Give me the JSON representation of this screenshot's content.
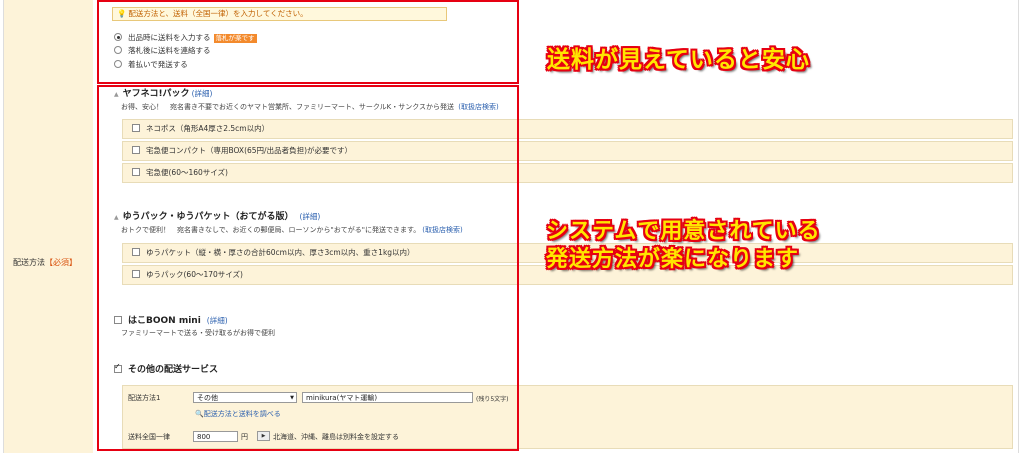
{
  "label": {
    "text": "配送方法",
    "required": "【必須】"
  },
  "notice": "配送方法と、送料（全国一律）を入力してください。",
  "payment_options": [
    {
      "label": "出品時に送料を入力する",
      "badge": "落札が楽です",
      "selected": true
    },
    {
      "label": "落札後に送料を連絡する",
      "selected": false
    },
    {
      "label": "着払いで発送する",
      "selected": false
    }
  ],
  "yafuneko": {
    "title": "ヤフネコ!パック",
    "detail_link": "(詳細)",
    "desc": "お得、安心！　宛名書き不要でお近くのヤマト営業所、ファミリーマート、サークルK・サンクスから発送",
    "store_link": "(取扱店検索)",
    "options": [
      {
        "label": "ネコポス（角形A4厚さ2.5cm以内）"
      },
      {
        "label": "宅急便コンパクト（専用BOX(65円/出品者負担)が必要です）"
      },
      {
        "label": "宅急便(60～160サイズ)"
      }
    ]
  },
  "yupack": {
    "title": "ゆうパック・ゆうパケット（おてがる版）",
    "detail_link": "(詳細)",
    "desc": "おトクで便利！　宛名書きなしで、お近くの郵便局、ローソンから\"おてがる\"に発送できます。",
    "store_link": "(取扱店検索)",
    "options": [
      {
        "label": "ゆうパケット（縦・横・厚さの合計60cm以内、厚さ3cm以内、重さ1kg以内）"
      },
      {
        "label": "ゆうパック(60～170サイズ)"
      }
    ]
  },
  "hakoboon": {
    "title": "はこBOON mini",
    "detail_link": "(詳細)",
    "desc": "ファミリーマートで送る・受け取るがお得で便利"
  },
  "other": {
    "title": "その他の配送サービス",
    "method_label": "配送方法1",
    "method_select": "その他",
    "method_value": "minikura(ヤマト運輸)",
    "remaining": "(残り5文字)",
    "search_link": "配送方法と送料を調べる",
    "fee_label": "送料全国一律",
    "fee_value": "800",
    "fee_unit": "円",
    "remote_note": "北海道、沖縄、離島は別料金を設定する"
  },
  "captions": {
    "top": "送料が見えていると安心",
    "middle_line1": "システムで用意されている",
    "middle_line2": "発送方法が楽になります"
  },
  "colors": {
    "highlight": "#e60012",
    "caption": "#ffe600",
    "panel": "#fdf3d9",
    "link": "#2a5fae"
  }
}
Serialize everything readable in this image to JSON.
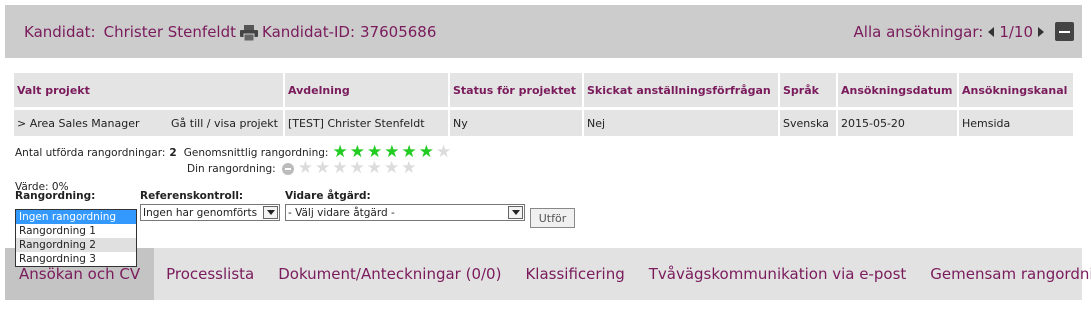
{
  "header": {
    "candidate_label": "Kandidat:",
    "candidate_name": "Christer Stenfeldt",
    "candidate_id_label": "Kandidat-ID:",
    "candidate_id": "37605686",
    "applications_label": "Alla ansökningar:",
    "pager": "1/10"
  },
  "project_table": {
    "columns": [
      "Valt projekt",
      "Avdelning",
      "Status för projektet",
      "Skickat anställningsförfrågan",
      "Språk",
      "Ansökningsdatum",
      "Ansökningskanal"
    ],
    "row": {
      "project": "> Area Sales Manager",
      "goto": "Gå till / visa projekt",
      "department": "[TEST] Christer Stenfeldt",
      "status": "Ny",
      "sent_request": "Nej",
      "language": "Svenska",
      "date": "2015-05-20",
      "channel": "Hemsida"
    }
  },
  "rating": {
    "count_label": "Antal utförda rangordningar:",
    "count": "2",
    "avg_label": "Genomsnittlig rangordning:",
    "avg_stars": 6,
    "total_stars": 7,
    "your_label": "Din rangordning:",
    "your_stars": 0,
    "value_label": "Värde: 0%"
  },
  "controls": {
    "ranking_label": "Rangordning:",
    "ranking_options": [
      "Ingen rangordning",
      "Rangordning 1",
      "Rangordning 2",
      "Rangordning 3"
    ],
    "reference_label": "Referenskontroll:",
    "reference_value": "Ingen har genomförts",
    "further_label": "Vidare åtgärd:",
    "further_value": "- Välj vidare åtgärd -",
    "execute_button": "Utför"
  },
  "tabs": [
    "Ansökan och CV",
    "Processlista",
    "Dokument/Anteckningar (0/0)",
    "Klassificering",
    "Tvåvägskommunikation via e-post",
    "Gemensam rangordning"
  ],
  "colors": {
    "accent": "#7a1b5c",
    "star_on": "#22cc22",
    "star_off": "#dcdcdc",
    "selected_option": "#3399ff"
  }
}
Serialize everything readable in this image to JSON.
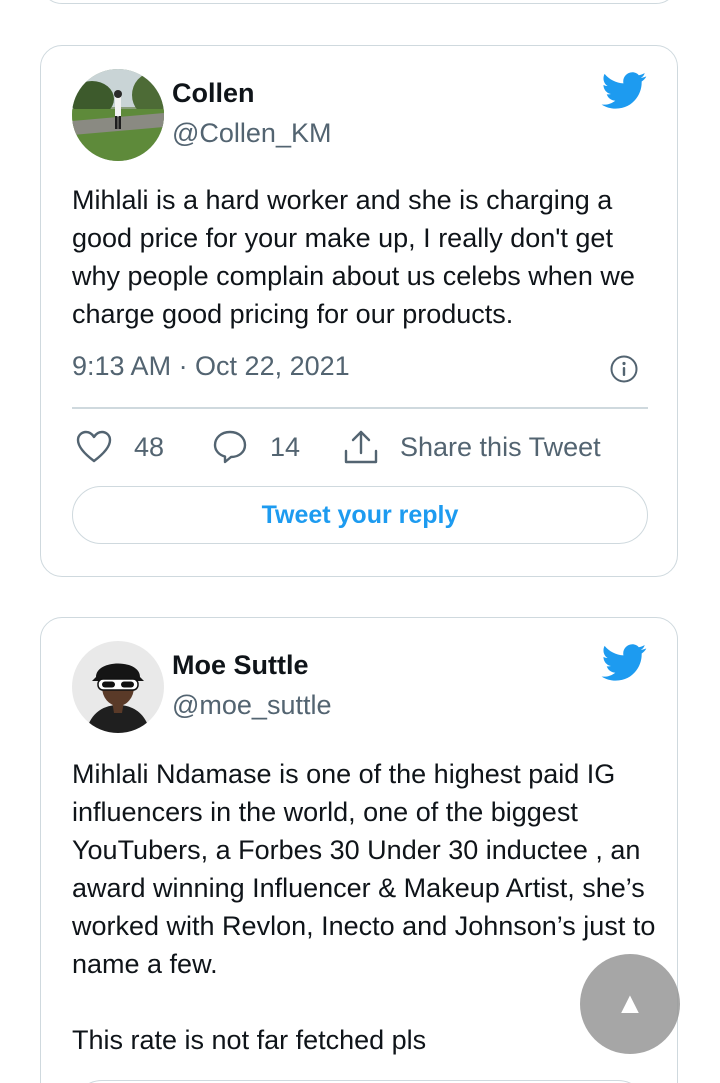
{
  "tweets": [
    {
      "name": "Collen",
      "handle": "@Collen_KM",
      "text": "Mihlali is a hard worker and she is charging a good price for your make up, I really don't get why people complain about us celebs when we charge good pricing for our products.",
      "timestamp": "9:13 AM · Oct 22, 2021",
      "likes": "48",
      "replies": "14",
      "share_label": "Share this Tweet",
      "reply_button_label": "Tweet your reply",
      "avatar_icon": "avatar-photo-icon"
    },
    {
      "name": "Moe Suttle",
      "handle": "@moe_suttle",
      "text": "Mihlali Ndamase is one of the highest paid IG influencers in the world, one of the biggest YouTubers, a Forbes 30 Under 30 inductee , an award winning Influencer & Makeup Artist, she’s worked with Revlon, Inecto and Johnson’s just to name a few.\n\nThis rate is not far fetched pls",
      "avatar_icon": "avatar-photo-icon"
    }
  ],
  "scroll_top_label": "▲",
  "colors": {
    "twitter_blue": "#1d9bf0",
    "border": "#cfd9de",
    "secondary_text": "#536471",
    "primary_text": "#0f1419"
  },
  "icons": [
    "twitter-bird-icon",
    "info-icon",
    "heart-icon",
    "reply-bubble-icon",
    "share-icon",
    "scroll-top-icon"
  ]
}
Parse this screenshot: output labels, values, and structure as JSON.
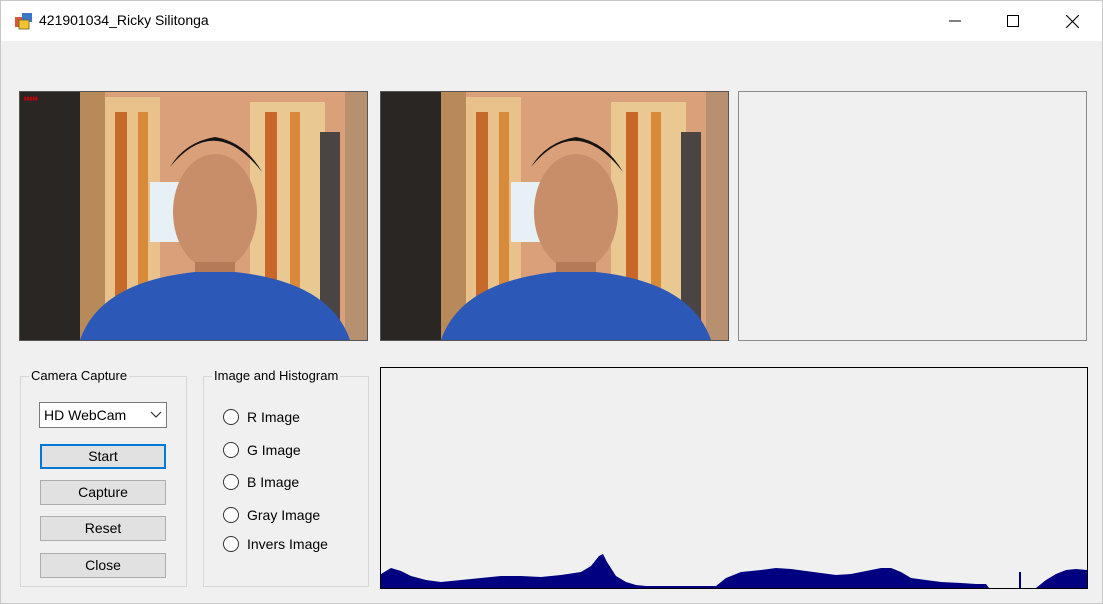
{
  "window": {
    "title": "421901034_Ricky Silitonga"
  },
  "camera_group": {
    "label": "Camera Capture",
    "device_select": "HD WebCam",
    "buttons": {
      "start": "Start",
      "capture": "Capture",
      "reset": "Reset",
      "close": "Close"
    }
  },
  "histogram_group": {
    "label": "Image and Histogram",
    "options": [
      "R Image",
      "G Image",
      "B Image",
      "Gray Image",
      "Invers Image"
    ]
  },
  "colors": {
    "histogram_fill": "#000080",
    "focus_border": "#0078d7"
  },
  "icons": {
    "app": "app-icon",
    "minimize": "minimize-icon",
    "maximize": "maximize-icon",
    "close": "close-icon",
    "dropdown": "chevron-down-icon"
  }
}
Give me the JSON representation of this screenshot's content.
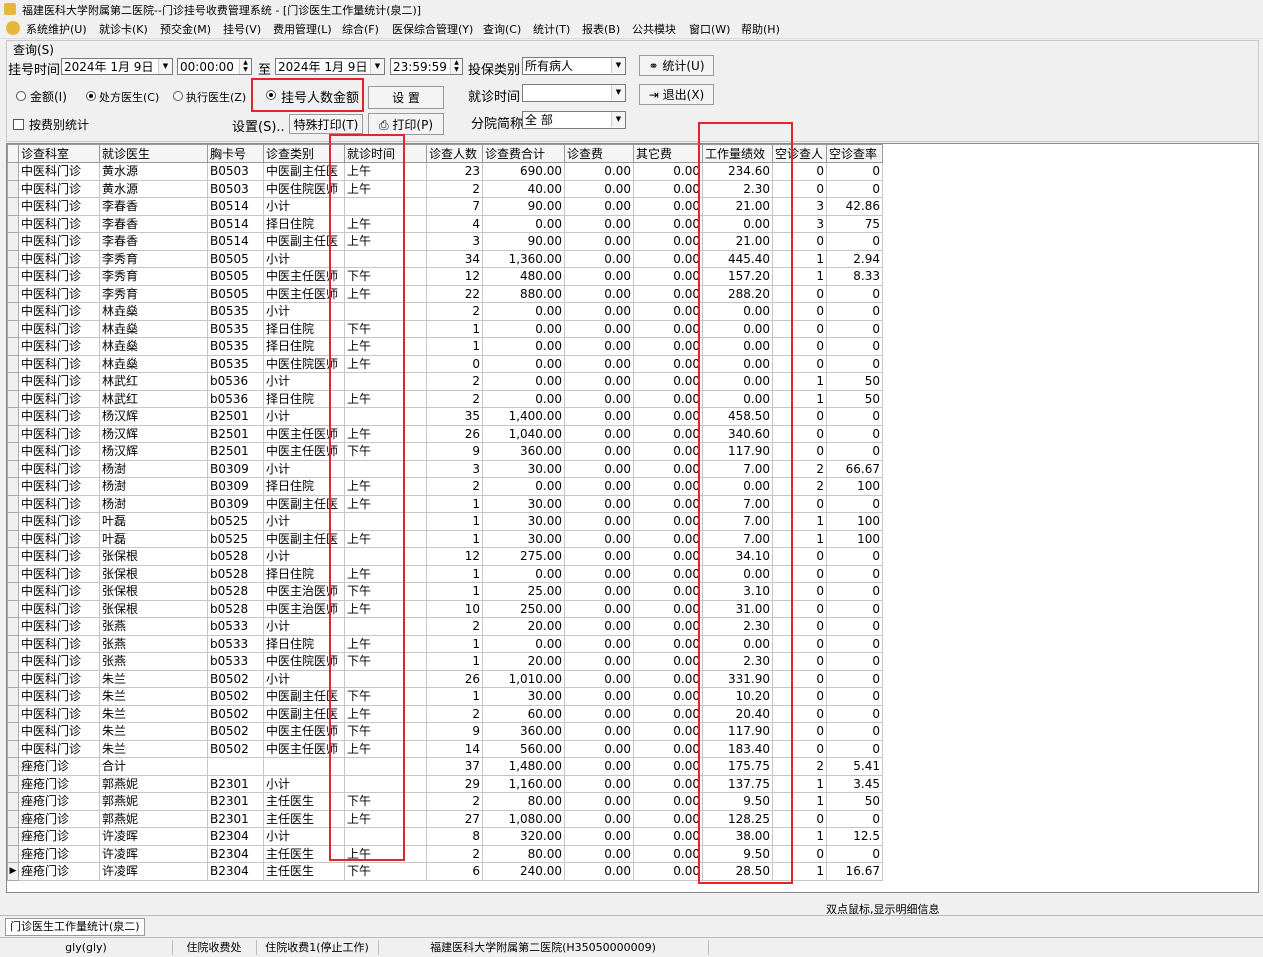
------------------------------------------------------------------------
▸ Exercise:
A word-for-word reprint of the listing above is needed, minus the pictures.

▸ Expected answer:
Give me the JSON representation of this screenshot's content.
{
  "label": {
    "text": "配送方法",
    "required": "【必須】"
  },
  "notice": "配送方法と、送料（全国一律）を入力してください。",
  "payment_options": [
    {
      "label": "出品時に送料を入力する",
      "badge": "落札が楽です",
      "selected": true
    },
    {
      "label": "落札後に送料を連絡する",
      "selected": false
    },
    {
      "label": "着払いで発送する",
      "selected": false
    }
  ],
  "yafuneko": {
    "title": "ヤフネコ!パック",
    "detail_link": "(詳細)",
    "desc": "お得、安心！　宛名書き不要でお近くのヤマト営業所、ファミリーマート、サークルK・サンクスから発送",
    "store_link": "(取扱店検索)",
    "options": [
      {
        "label": "ネコポス（角形A4厚さ2.5cm以内）"
      },
      {
        "label": "宅急便コンパクト（専用BOX(65円/出品者負担)が必要です）"
      },
      {
        "label": "宅急便(60～160サイズ)"
      }
    ]
  },
  "yupack": {
    "title": "ゆうパック・ゆうパケット（おてがる版）",
    "detail_link": "(詳細)",
    "desc": "おトクで便利！　宛名書きなしで、お近くの郵便局、ローソンから\"おてがる\"に発送できます。",
    "store_link": "(取扱店検索)",
    "options": [
      {
        "label": "ゆうパケット（縦・横・厚さの合計60cm以内、厚さ3cm以内、重さ1kg以内）"
      },
      {
        "label": "ゆうパック(60～170サイズ)"
      }
    ]
  },
  "hakoboon": {
    "title": "はこBOON mini",
    "detail_link": "(詳細)",
    "desc": "ファミリーマートで送る・受け取るがお得で便利"
  },
  "other": {
    "title": "その他の配送サービス",
    "method_label": "配送方法1",
    "method_select": "その他",
    "method_value": "minikura(ヤマト運輸)",
    "remaining": "(残り5文字)",
    "search_link": "配送方法と送料を調べる",
    "fee_label": "送料全国一律",
    "fee_value": "800",
    "fee_unit": "円",
    "remote_note": "北海道、沖縄、離島は別料金を設定する"
  },
  "captions": {
    "top": "送料が見えていると安心",
    "middle_line1": "システムで用意されている",
    "middle_line2": "発送方法が楽になります"
  },
  "colors": {
    "highlight": "#e60012",
    "caption": "#ffe600",
    "panel": "#fdf3d9",
    "link": "#2a5fae"
  }
}
Serialize everything readable in this image to JSON.
{
  "header": {
    "candidate_label": "Kandidat:",
    "candidate_name": "Christer Stenfeldt",
    "candidate_id_label": "Kandidat-ID:",
    "candidate_id": "37605686",
    "applications_label": "Alla ansökningar:",
    "pager": "1/10"
  },
  "project_table": {
    "columns": [
      "Valt projekt",
      "Avdelning",
      "Status för projektet",
      "Skickat anställningsförfrågan",
      "Språk",
      "Ansökningsdatum",
      "Ansökningskanal"
    ],
    "row": {
      "project": "> Area Sales Manager",
      "goto": "Gå till / visa projekt",
      "department": "[TEST] Christer Stenfeldt",
      "status": "Ny",
      "sent_request": "Nej",
      "language": "Svenska",
      "date": "2015-05-20",
      "channel": "Hemsida"
    }
  },
  "rating": {
    "count_label": "Antal utförda rangordningar:",
    "count": "2",
    "avg_label": "Genomsnittlig rangordning:",
    "avg_stars": 6,
    "total_stars": 7,
    "your_label": "Din rangordning:",
    "your_stars": 0,
    "value_label": "Värde: 0%"
  },
  "controls": {
    "ranking_label": "Rangordning:",
    "ranking_options": [
      "Ingen rangordning",
      "Rangordning 1",
      "Rangordning 2",
      "Rangordning 3"
    ],
    "reference_label": "Referenskontroll:",
    "reference_value": "Ingen har genomförts",
    "further_label": "Vidare åtgärd:",
    "further_value": "- Välj vidare åtgärd -",
    "execute_button": "Utför"
  },
  "tabs": [
    "Ansökan och CV",
    "Processlista",
    "Dokument/Anteckningar (0/0)",
    "Klassificering",
    "Tvåvägskommunikation via e-post",
    "Gemensam rangordning"
  ],
  "colors": {
    "accent": "#7a1b5c",
    "star_on": "#22cc22",
    "star_off": "#dcdcdc",
    "selected_option": "#3399ff"
  }
}
Serialize everything readable in this image to JSON.
{
  "tweets": [
    {
      "name": "Collen",
      "handle": "@Collen_KM",
      "text": "Mihlali is a hard worker and she is charging a good price for your make up, I really don't get why people complain about us celebs when we charge good pricing for our products.",
      "timestamp": "9:13 AM · Oct 22, 2021",
      "likes": "48",
      "replies": "14",
      "share_label": "Share this Tweet",
      "reply_button_label": "Tweet your reply",
      "avatar_icon": "avatar-photo-icon"
    },
    {
      "name": "Moe Suttle",
      "handle": "@moe_suttle",
      "text": "Mihlali Ndamase is one of the highest paid IG influencers in the world, one of the biggest YouTubers, a Forbes 30 Under 30 inductee , an award winning Influencer & Makeup Artist, she’s worked with Revlon, Inecto and Johnson’s just to name a few.\n\nThis rate is not far fetched pls",
      "avatar_icon": "avatar-photo-icon"
    }
  ],
  "scroll_top_label": "▲",
  "colors": {
    "twitter_blue": "#1d9bf0",
    "border": "#cfd9de",
    "secondary_text": "#536471",
    "primary_text": "#0f1419"
  },
  "icons": [
    "twitter-bird-icon",
    "info-icon",
    "heart-icon",
    "reply-bubble-icon",
    "share-icon",
    "scroll-top-icon"
  ]
}
Parse this screenshot: output labels, values, and structure as JSON.
{
  "window": {
    "title": "421901034_Ricky Silitonga"
  },
  "camera_group": {
    "label": "Camera Capture",
    "device_select": "HD WebCam",
    "buttons": {
      "start": "Start",
      "capture": "Capture",
      "reset": "Reset",
      "close": "Close"
    }
  },
  "histogram_group": {
    "label": "Image and Histogram",
    "options": [
      "R Image",
      "G Image",
      "B Image",
      "Gray Image",
      "Invers Image"
    ]
  },
  "colors": {
    "histogram_fill": "#000080",
    "focus_border": "#0078d7"
  },
  "icons": {
    "app": "app-icon",
    "minimize": "minimize-icon",
    "maximize": "maximize-icon",
    "close": "close-icon",
    "dropdown": "chevron-down-icon"
  }
}
Give me the JSON representation of this screenshot's content.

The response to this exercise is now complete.